## Exercise goal
What you return should be the lines of the data containing "label", each in full.

## Study material
━━━━━━━━━━━━━━━━━━━━
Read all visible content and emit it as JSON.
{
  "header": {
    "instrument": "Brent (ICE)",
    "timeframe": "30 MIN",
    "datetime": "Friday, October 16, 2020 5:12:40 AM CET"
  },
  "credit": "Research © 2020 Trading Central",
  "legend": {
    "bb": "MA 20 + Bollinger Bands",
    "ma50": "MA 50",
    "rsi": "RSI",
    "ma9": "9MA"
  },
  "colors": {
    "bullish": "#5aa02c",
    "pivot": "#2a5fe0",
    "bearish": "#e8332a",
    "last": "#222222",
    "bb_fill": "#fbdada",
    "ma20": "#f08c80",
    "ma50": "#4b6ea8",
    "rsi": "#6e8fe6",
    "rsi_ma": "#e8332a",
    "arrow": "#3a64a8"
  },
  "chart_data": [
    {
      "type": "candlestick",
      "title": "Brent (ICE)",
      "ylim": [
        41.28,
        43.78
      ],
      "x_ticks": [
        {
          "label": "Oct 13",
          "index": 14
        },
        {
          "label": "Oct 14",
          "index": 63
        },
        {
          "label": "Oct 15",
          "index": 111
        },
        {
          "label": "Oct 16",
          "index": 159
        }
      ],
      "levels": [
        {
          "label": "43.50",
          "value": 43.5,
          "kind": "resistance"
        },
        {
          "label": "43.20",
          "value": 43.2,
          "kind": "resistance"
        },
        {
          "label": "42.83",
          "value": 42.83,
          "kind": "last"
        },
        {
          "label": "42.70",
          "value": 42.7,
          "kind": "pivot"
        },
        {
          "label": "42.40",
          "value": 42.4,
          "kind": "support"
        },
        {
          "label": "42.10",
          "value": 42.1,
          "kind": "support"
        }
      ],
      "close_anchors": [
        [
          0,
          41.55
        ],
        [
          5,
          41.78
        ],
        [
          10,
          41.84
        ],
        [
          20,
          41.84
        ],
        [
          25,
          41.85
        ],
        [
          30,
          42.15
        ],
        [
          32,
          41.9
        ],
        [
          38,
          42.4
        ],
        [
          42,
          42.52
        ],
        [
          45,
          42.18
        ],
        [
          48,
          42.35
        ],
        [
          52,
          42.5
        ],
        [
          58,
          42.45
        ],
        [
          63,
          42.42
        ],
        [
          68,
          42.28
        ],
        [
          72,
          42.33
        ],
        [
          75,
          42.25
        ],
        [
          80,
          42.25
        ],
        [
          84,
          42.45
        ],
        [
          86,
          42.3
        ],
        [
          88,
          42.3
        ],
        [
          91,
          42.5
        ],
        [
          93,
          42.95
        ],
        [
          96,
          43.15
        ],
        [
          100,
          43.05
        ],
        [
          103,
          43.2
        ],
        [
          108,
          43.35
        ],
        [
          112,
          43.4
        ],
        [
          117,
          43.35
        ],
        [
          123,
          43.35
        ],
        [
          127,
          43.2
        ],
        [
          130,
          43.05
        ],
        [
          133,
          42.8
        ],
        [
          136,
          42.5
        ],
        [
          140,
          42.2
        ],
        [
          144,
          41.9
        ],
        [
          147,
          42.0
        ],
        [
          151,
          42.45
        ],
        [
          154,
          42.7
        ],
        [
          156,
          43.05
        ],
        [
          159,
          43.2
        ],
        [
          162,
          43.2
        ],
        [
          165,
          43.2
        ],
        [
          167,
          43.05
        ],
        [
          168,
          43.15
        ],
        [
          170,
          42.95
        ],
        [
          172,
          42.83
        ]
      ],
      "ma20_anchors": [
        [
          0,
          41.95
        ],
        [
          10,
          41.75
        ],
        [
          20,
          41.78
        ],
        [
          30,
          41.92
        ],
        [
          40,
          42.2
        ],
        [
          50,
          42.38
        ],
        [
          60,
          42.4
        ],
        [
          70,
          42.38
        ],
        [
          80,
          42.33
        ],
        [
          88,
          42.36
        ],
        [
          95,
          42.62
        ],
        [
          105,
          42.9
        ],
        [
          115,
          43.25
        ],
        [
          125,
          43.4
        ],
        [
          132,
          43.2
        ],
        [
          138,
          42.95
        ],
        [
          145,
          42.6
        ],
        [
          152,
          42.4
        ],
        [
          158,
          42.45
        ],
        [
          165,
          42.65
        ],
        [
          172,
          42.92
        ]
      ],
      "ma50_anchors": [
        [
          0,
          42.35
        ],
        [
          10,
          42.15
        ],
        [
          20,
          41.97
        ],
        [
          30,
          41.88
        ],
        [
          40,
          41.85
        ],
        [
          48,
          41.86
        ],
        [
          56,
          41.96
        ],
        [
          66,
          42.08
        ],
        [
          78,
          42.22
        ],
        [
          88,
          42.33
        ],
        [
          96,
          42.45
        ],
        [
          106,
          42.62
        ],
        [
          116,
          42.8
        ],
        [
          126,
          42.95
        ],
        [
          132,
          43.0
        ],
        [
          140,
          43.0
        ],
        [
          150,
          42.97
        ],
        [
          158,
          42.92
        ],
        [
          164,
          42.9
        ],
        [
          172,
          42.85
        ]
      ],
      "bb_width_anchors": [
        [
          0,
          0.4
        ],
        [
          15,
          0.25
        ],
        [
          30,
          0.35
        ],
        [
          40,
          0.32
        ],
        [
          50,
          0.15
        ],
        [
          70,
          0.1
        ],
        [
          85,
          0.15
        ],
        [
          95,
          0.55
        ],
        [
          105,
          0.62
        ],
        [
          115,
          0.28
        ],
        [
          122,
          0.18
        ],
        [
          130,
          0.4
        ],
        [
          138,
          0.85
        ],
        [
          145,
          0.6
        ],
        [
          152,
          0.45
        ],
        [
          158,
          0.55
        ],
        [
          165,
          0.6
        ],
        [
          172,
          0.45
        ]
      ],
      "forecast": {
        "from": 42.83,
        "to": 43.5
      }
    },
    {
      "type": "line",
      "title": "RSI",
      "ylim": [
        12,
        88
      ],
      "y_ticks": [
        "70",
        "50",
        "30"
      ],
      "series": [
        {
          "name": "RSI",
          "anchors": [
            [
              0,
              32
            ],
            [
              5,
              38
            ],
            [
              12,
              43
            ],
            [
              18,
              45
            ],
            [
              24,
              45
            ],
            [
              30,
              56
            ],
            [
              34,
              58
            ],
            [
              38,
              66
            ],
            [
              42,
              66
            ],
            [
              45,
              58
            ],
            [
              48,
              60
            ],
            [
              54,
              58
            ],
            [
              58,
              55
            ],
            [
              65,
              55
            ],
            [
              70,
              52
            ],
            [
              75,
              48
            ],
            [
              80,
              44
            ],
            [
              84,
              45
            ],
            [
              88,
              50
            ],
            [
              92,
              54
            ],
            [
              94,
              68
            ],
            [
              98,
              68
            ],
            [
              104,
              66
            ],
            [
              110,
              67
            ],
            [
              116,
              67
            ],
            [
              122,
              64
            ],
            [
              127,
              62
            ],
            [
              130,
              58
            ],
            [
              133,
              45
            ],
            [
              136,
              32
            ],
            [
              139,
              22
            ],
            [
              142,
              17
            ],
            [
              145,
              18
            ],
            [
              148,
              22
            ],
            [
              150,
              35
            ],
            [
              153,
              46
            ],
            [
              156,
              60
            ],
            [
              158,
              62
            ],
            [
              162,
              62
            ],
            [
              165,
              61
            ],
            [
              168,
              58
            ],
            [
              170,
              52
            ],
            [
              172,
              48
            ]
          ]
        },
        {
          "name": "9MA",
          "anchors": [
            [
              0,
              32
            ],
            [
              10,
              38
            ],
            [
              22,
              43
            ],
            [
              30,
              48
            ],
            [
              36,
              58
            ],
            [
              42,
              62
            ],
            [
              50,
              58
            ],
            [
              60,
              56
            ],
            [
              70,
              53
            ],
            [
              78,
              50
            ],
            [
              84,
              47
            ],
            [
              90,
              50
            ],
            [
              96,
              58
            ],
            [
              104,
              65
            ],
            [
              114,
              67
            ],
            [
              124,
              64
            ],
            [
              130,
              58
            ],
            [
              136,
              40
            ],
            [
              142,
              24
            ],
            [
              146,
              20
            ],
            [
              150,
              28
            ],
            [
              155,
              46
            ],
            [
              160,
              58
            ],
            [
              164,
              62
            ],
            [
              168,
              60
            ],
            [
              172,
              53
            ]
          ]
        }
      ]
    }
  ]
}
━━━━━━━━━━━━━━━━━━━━
## Expected answer
          "label": "Oct 13",
          "label": "Oct 14",
          "label": "Oct 15",
          "label": "Oct 16",
          "label": "43.50",
          "label": "43.20",
          "label": "42.83",
          "label": "42.70",
          "label": "42.40",
          "label": "42.10",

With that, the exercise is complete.